BEGIN ENTRIES PROVIDED
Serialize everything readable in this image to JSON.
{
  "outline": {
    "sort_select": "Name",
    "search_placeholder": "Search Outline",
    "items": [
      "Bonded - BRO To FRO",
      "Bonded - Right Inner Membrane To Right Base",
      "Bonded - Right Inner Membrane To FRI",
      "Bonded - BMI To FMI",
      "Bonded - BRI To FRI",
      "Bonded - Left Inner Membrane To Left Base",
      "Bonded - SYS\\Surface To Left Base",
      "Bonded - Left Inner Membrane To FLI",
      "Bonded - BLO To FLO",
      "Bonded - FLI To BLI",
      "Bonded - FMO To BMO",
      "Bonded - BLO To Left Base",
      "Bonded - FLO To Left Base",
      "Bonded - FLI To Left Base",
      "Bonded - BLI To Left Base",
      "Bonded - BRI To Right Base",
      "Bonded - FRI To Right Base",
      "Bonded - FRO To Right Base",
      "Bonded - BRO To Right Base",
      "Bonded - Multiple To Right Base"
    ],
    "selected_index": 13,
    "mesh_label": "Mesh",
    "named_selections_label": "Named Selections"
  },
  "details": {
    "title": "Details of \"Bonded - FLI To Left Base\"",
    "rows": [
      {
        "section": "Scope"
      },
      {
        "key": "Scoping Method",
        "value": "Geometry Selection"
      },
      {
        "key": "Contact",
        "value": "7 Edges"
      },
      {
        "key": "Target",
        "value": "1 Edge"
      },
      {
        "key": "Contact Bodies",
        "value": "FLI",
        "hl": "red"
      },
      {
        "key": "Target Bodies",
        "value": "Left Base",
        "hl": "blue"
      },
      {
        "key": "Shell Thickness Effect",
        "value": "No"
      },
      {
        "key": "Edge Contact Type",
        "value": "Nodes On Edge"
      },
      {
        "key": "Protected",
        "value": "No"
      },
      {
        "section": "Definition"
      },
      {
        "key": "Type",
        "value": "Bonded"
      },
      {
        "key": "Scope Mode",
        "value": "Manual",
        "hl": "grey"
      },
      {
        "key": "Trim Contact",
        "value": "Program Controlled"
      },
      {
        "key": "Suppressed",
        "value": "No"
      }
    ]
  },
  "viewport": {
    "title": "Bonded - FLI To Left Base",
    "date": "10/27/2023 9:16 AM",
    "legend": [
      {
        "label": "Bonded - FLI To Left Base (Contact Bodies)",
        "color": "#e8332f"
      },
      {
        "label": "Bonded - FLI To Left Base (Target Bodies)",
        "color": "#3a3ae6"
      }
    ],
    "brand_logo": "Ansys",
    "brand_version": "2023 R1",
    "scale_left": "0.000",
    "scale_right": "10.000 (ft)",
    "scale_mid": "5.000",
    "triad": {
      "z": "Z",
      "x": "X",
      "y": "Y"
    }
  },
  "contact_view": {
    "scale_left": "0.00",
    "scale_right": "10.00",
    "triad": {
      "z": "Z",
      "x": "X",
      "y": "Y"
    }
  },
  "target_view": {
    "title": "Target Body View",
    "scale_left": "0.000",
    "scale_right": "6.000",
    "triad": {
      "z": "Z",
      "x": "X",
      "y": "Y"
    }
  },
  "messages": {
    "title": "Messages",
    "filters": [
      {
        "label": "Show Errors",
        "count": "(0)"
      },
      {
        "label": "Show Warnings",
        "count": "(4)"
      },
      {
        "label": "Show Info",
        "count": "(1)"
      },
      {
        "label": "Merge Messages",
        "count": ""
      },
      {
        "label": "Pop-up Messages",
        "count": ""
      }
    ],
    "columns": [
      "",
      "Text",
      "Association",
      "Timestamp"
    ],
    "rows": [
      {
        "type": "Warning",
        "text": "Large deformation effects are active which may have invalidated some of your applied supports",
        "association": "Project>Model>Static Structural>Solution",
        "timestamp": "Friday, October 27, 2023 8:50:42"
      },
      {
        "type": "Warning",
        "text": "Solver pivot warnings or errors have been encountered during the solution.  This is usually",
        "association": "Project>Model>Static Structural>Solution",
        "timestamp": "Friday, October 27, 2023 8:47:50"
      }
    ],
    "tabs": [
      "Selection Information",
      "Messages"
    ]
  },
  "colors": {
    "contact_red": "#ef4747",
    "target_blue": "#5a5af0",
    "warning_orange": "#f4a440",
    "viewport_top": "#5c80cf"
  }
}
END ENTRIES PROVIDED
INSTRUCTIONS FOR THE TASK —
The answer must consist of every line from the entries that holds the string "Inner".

SOLVED PROBLEM —
      "Bonded - Right Inner Membrane To Right Base",
      "Bonded - Right Inner Membrane To FRI",
      "Bonded - Left Inner Membrane To Left Base",
      "Bonded - Left Inner Membrane To FLI",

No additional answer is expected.